It isn’t clear why Brian Rollison asks his godson, Sandy Mackerras, to be choirmaster at his new church. Sandy is endlessly insolent to him in the home they’re sharing at the vicarage until Brian can round up digs in the nearby metropolis of Tresham. And Sandy nearly sends the choir into revolt, first by changing all the old tunes, then by slighting Farnden’s leading citizen, Mrs. Tollivery-Jones, and then by romancing two of the singers, walleyed wallflower Sharon and perky schoolteacher Rebecca, who’s lived for years with Bill Stockbridge. Still, Brian seems not only determined to put up with Sandy but to regard himself as somehow in Sandy’s debt. When a fire at the vicarage has deadly results, Brian goes to pieces, leaving Lois Meade (Terror on Tuesday, 2003, etc.) to take over. Lois has several stakes in the investigation. Sharon and Bill both work for her cleaning service, and her son Jamie has been dating Annabelle Tollivery-Jones, who’s involved with a hate group led by mysterious Max Wedderburn, a group that held a rally the night of the fire. But Lois’s mother, Gran Weedon, fears that another motive—Lois’s love/hate relationship with Chief Inspector Hunter Cowgill—may provide a not-so-innocent motive as well.

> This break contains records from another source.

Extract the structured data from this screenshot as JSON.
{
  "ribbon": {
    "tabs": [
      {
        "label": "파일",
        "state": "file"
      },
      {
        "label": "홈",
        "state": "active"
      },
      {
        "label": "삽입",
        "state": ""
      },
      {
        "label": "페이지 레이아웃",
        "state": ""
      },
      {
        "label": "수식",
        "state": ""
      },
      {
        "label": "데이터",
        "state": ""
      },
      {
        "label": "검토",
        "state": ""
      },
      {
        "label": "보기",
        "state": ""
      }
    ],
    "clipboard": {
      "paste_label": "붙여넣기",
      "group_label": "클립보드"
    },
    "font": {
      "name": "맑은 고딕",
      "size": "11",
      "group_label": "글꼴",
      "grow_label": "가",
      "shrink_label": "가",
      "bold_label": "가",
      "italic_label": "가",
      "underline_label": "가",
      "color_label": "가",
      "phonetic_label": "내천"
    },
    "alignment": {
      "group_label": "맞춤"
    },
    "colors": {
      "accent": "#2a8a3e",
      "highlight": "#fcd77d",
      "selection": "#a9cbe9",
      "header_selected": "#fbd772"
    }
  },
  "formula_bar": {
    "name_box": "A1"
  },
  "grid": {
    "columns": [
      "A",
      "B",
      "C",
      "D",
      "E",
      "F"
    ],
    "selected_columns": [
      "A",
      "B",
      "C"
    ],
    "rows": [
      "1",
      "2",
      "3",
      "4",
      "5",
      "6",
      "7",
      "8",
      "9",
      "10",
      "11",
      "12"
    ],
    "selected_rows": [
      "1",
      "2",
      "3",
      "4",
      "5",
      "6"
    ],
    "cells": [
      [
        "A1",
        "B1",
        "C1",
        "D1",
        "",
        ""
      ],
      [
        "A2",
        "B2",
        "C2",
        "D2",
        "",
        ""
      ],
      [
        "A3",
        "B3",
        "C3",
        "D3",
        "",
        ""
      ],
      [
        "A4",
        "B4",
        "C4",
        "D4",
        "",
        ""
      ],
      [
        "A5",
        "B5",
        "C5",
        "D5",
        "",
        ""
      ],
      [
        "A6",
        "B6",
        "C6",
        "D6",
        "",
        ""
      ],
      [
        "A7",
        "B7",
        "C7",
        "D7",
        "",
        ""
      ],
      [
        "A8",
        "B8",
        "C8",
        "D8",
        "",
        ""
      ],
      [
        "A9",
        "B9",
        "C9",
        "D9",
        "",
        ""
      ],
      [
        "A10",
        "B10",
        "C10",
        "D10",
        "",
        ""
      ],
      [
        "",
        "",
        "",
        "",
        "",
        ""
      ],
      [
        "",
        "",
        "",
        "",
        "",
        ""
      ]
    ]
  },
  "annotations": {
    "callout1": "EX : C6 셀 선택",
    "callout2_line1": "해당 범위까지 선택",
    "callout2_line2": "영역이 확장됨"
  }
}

For all its complications, though, Purser’s latest village puzzler is all village and no puzzle.